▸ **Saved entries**
════════════════════
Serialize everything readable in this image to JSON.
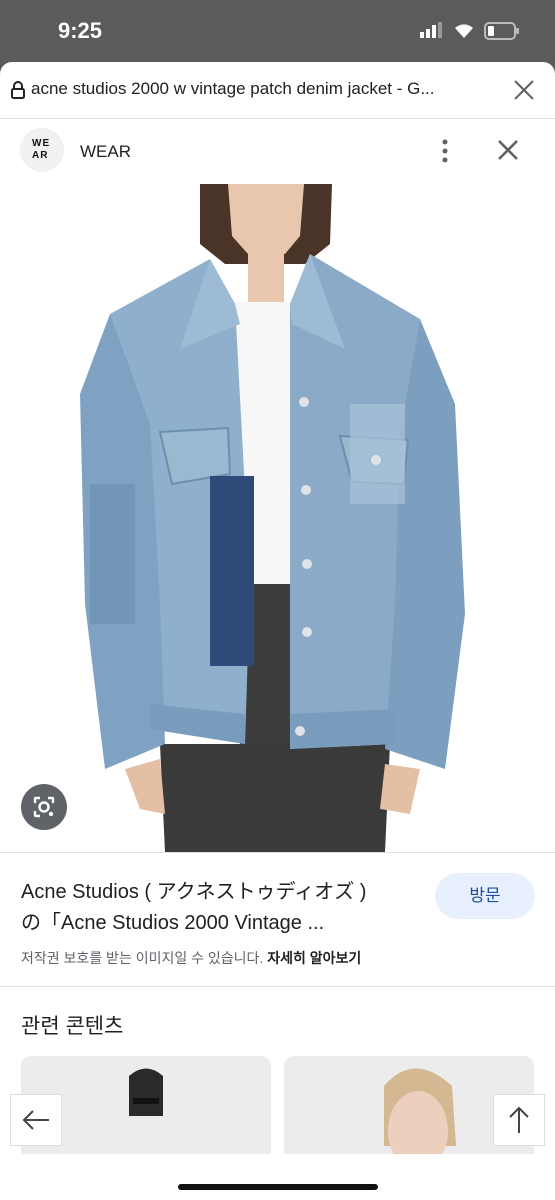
{
  "status_bar": {
    "time": "9:25",
    "signal_icon": "cellular-signal-icon",
    "wifi_icon": "wifi-icon",
    "battery_icon": "battery-low-icon"
  },
  "url_bar": {
    "url_text": "acne studios 2000 w vintage patch denim jacket - G...",
    "lock_icon": "lock-icon",
    "close_icon": "close-icon"
  },
  "site_header": {
    "logo_lines": [
      "WE",
      "AR"
    ],
    "site_name": "WEAR"
  },
  "result": {
    "title_line1": "Acne Studios ( アクネストゥディオズ )",
    "title_line2": "の「Acne Studios 2000 Vintage ...",
    "visit_label": "방문",
    "copyright_text": "저작권 보호를 받는 이미지일 수 있습니다.",
    "learn_more": "자세히 알아보기"
  },
  "related": {
    "heading": "관련 콘텐츠"
  },
  "colors": {
    "accent": "#1a4fa0",
    "visit_bg": "#e8f0fe",
    "denim": "#8aaac8",
    "patch": "#2f4a78"
  }
}
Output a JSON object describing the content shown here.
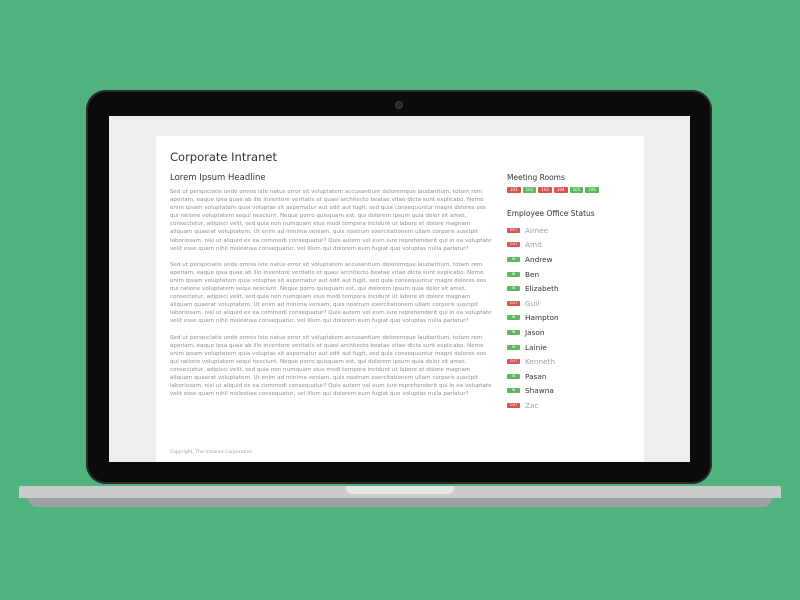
{
  "colors": {
    "background": "#4fb37f",
    "in": "#5cb85c",
    "out": "#d9534f"
  },
  "site": {
    "title": "Corporate Intranet",
    "headline": "Lorem Ipsum Headline",
    "paragraphs": [
      "Sed ut perspiciatis unde omnis iste natus error sit voluptatem accusantium doloremque laudantium, totam rem aperiam, eaque ipsa quae ab illo inventore veritatis et quasi architecto beatae vitae dicta sunt explicabo. Nemo enim ipsam voluptatem quia voluptas sit aspernatur aut odit aut fugit, sed quia consequuntur magni dolores eos qui ratione voluptatem sequi nesciunt. Neque porro quisquam est, qui dolorem ipsum quia dolor sit amet, consectetur, adipisci velit, sed quia non numquam eius modi tempora incidunt ut labore et dolore magnam aliquam quaerat voluptatem. Ut enim ad minima veniam, quis nostrum exercitationem ullam corporis suscipit laboriosam, nisi ut aliquid ex ea commodi consequatur? Quis autem vel eum iure reprehenderit qui in ea voluptate velit esse quam nihil molestiae consequatur, vel illum qui dolorem eum fugiat quo voluptas nulla pariatur?",
      "Sed ut perspiciatis unde omnis iste natus error sit voluptatem accusantium doloremque laudantium, totam rem aperiam, eaque ipsa quae ab illo inventore veritatis et quasi architecto beatae vitae dicta sunt explicabo. Nemo enim ipsam voluptatem quia voluptas sit aspernatur aut odit aut fugit, sed quia consequuntur magni dolores eos qui ratione voluptatem sequi nesciunt. Neque porro quisquam est, qui dolorem ipsum quia dolor sit amet, consectetur, adipisci velit, sed quia non numquam eius modi tempora incidunt ut labore et dolore magnam aliquam quaerat voluptatem. Ut enim ad minima veniam, quis nostrum exercitationem ullam corporis suscipit laboriosam, nisi ut aliquid ex ea commodi consequatur? Quis autem vel eum iure reprehenderit qui in ea voluptate velit esse quam nihil molestiae consequatur, vel illum qui dolorem eum fugiat quo voluptas nulla pariatur?",
      "Sed ut perspiciatis unde omnis iste natus error sit voluptatem accusantium doloremque laudantium, totam rem aperiam, eaque ipsa quae ab illo inventore veritatis et quasi architecto beatae vitae dicta sunt explicabo. Nemo enim ipsam voluptatem quia voluptas sit aspernatur aut odit aut fugit, sed quia consequuntur magni dolores eos qui ratione voluptatem sequi nesciunt. Neque porro quisquam est, qui dolorem ipsum quia dolor sit amet, consectetur, adipisci velit, sed quia non numquam eius modi tempora incidunt ut labore et dolore magnam aliquam quaerat voluptatem. Ut enim ad minima veniam, quis nostrum exercitationem ullam corporis suscipit laboriosam, nisi ut aliquid ex ea commodi consequatur? Quis autem vel eum iure reprehenderit qui in ea voluptate velit esse quam nihil molestiae consequatur, vel illum qui dolorem eum fugiat quo voluptas nulla pariatur?"
    ],
    "copyright": "Copyright, The Intranet Corporation"
  },
  "meeting_rooms": {
    "title": "Meeting Rooms",
    "rooms": [
      {
        "label": "101",
        "status": "out"
      },
      {
        "label": "102",
        "status": "in"
      },
      {
        "label": "103",
        "status": "out"
      },
      {
        "label": "104",
        "status": "out"
      },
      {
        "label": "105",
        "status": "in"
      },
      {
        "label": "106",
        "status": "in"
      }
    ]
  },
  "employee_status": {
    "title": "Employee Office Status",
    "badge_in": "IN",
    "badge_out": "OUT",
    "employees": [
      {
        "name": "Aimee",
        "status": "out"
      },
      {
        "name": "Amit",
        "status": "out"
      },
      {
        "name": "Andrew",
        "status": "in"
      },
      {
        "name": "Ben",
        "status": "in"
      },
      {
        "name": "Elizabeth",
        "status": "in"
      },
      {
        "name": "Guil",
        "status": "out"
      },
      {
        "name": "Hampton",
        "status": "in"
      },
      {
        "name": "Jason",
        "status": "in"
      },
      {
        "name": "Lainie",
        "status": "in"
      },
      {
        "name": "Kenneth",
        "status": "out"
      },
      {
        "name": "Pasan",
        "status": "in"
      },
      {
        "name": "Shawna",
        "status": "in"
      },
      {
        "name": "Zac",
        "status": "out"
      }
    ]
  }
}
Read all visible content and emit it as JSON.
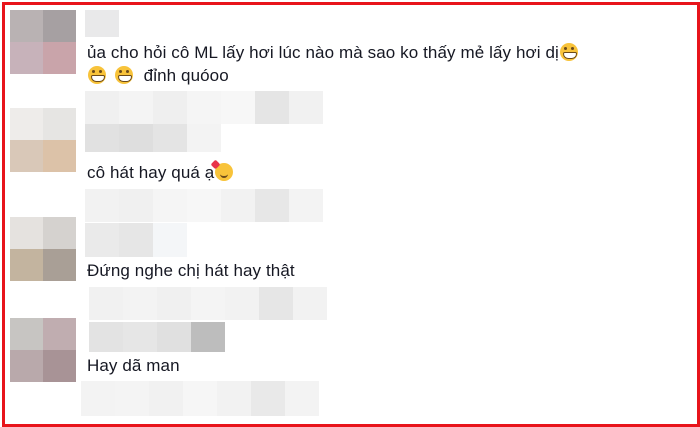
{
  "comments": [
    {
      "text_line1": "ủa cho hỏi cô ML lấy hơi lúc nào mà sao ko thấy mẻ lấy hơi dị",
      "text_line2": "đỉnh quóoo",
      "emojis": [
        "grin-face",
        "grin-face",
        "grin-face"
      ]
    },
    {
      "text_line1": "cô hát hay quá ạ",
      "emojis": [
        "smiling-face-with-hearts"
      ]
    },
    {
      "text_line1": "Đứng nghe chị hát hay thật",
      "emojis": []
    },
    {
      "text_line1": "Hay dã man",
      "emojis": []
    }
  ],
  "colors": {
    "frame_border": "#e8141b",
    "text": "#161823",
    "emoji": "#f8c33a"
  }
}
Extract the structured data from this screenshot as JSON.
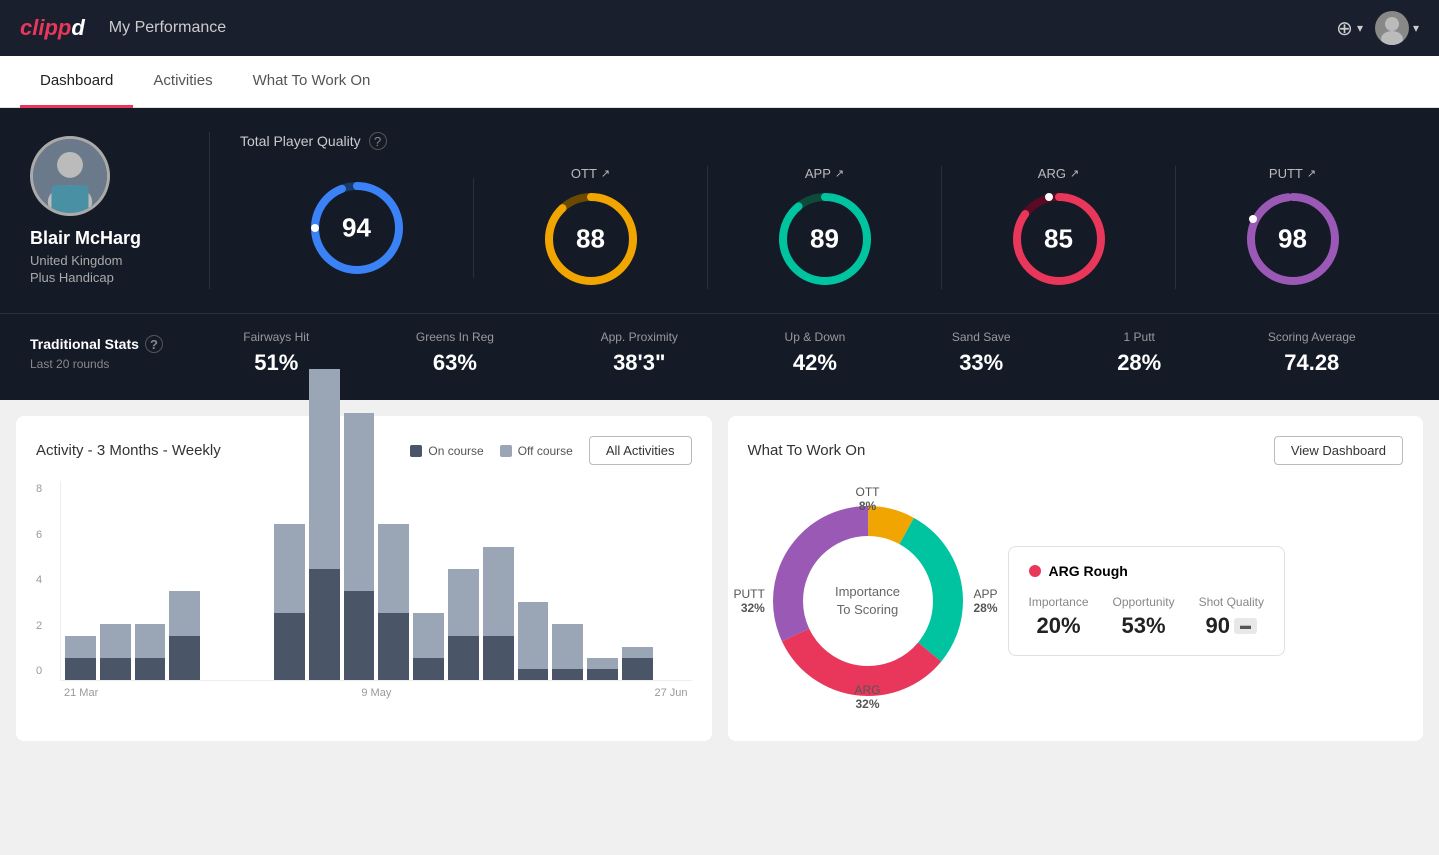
{
  "app": {
    "logo": "clippd",
    "title": "My Performance"
  },
  "header": {
    "add_icon": "+",
    "user_menu": "▾"
  },
  "nav": {
    "tabs": [
      {
        "label": "Dashboard",
        "active": true
      },
      {
        "label": "Activities",
        "active": false
      },
      {
        "label": "What To Work On",
        "active": false
      }
    ]
  },
  "player": {
    "name": "Blair McHarg",
    "country": "United Kingdom",
    "handicap": "Plus Handicap"
  },
  "quality": {
    "title": "Total Player Quality",
    "scores": [
      {
        "label": "",
        "value": "94",
        "color_track": "#2a5db0",
        "color_fill": "#3b82f6",
        "pct": 94
      },
      {
        "label": "OTT",
        "value": "88",
        "color_track": "#b8860b",
        "color_fill": "#f0a500",
        "pct": 88
      },
      {
        "label": "APP",
        "value": "89",
        "color_track": "#0d6b5e",
        "color_fill": "#00c4a0",
        "pct": 89
      },
      {
        "label": "ARG",
        "value": "85",
        "color_track": "#8b1a3a",
        "color_fill": "#e8375a",
        "pct": 85
      },
      {
        "label": "PUTT",
        "value": "98",
        "color_track": "#5a1a8a",
        "color_fill": "#9b59b6",
        "pct": 98
      }
    ]
  },
  "traditional_stats": {
    "title": "Traditional Stats",
    "subtitle": "Last 20 rounds",
    "items": [
      {
        "label": "Fairways Hit",
        "value": "51%"
      },
      {
        "label": "Greens In Reg",
        "value": "63%"
      },
      {
        "label": "App. Proximity",
        "value": "38'3\""
      },
      {
        "label": "Up & Down",
        "value": "42%"
      },
      {
        "label": "Sand Save",
        "value": "33%"
      },
      {
        "label": "1 Putt",
        "value": "28%"
      },
      {
        "label": "Scoring Average",
        "value": "74.28"
      }
    ]
  },
  "activity_chart": {
    "title": "Activity - 3 Months - Weekly",
    "legend": {
      "on_course": "On course",
      "off_course": "Off course"
    },
    "all_activities_btn": "All Activities",
    "y_labels": [
      "0",
      "2",
      "4",
      "6",
      "8"
    ],
    "x_labels": [
      "21 Mar",
      "9 May",
      "27 Jun"
    ],
    "bars": [
      {
        "on": 1,
        "off": 1
      },
      {
        "on": 1,
        "off": 1.5
      },
      {
        "on": 1,
        "off": 1.5
      },
      {
        "on": 2,
        "off": 2
      },
      {
        "on": 0,
        "off": 0
      },
      {
        "on": 0,
        "off": 0
      },
      {
        "on": 3,
        "off": 4
      },
      {
        "on": 5,
        "off": 9
      },
      {
        "on": 4,
        "off": 8
      },
      {
        "on": 3,
        "off": 4
      },
      {
        "on": 1,
        "off": 2
      },
      {
        "on": 2,
        "off": 3
      },
      {
        "on": 2,
        "off": 4
      },
      {
        "on": 0.5,
        "off": 3
      },
      {
        "on": 0.5,
        "off": 2
      },
      {
        "on": 0.5,
        "off": 0.5
      },
      {
        "on": 1,
        "off": 0.5
      },
      {
        "on": 0,
        "off": 0
      }
    ]
  },
  "what_to_work_on": {
    "title": "What To Work On",
    "view_dashboard_btn": "View Dashboard",
    "donut": {
      "center_text": "Importance\nTo Scoring",
      "segments": [
        {
          "label": "OTT",
          "pct": "8%",
          "color": "#f0a500",
          "value": 8
        },
        {
          "label": "APP",
          "pct": "28%",
          "color": "#00c4a0",
          "value": 28
        },
        {
          "label": "ARG",
          "pct": "32%",
          "color": "#e8375a",
          "value": 32
        },
        {
          "label": "PUTT",
          "pct": "32%",
          "color": "#9b59b6",
          "value": 32
        }
      ]
    },
    "arg_box": {
      "title": "ARG Rough",
      "metrics": [
        {
          "label": "Importance",
          "value": "20%"
        },
        {
          "label": "Opportunity",
          "value": "53%"
        },
        {
          "label": "Shot Quality",
          "value": "90"
        }
      ]
    }
  }
}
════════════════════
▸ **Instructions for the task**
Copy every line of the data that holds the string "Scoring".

▸ **Task solution**
        "label": "Scoring Average",
      "center_text": "Importance\nTo Scoring",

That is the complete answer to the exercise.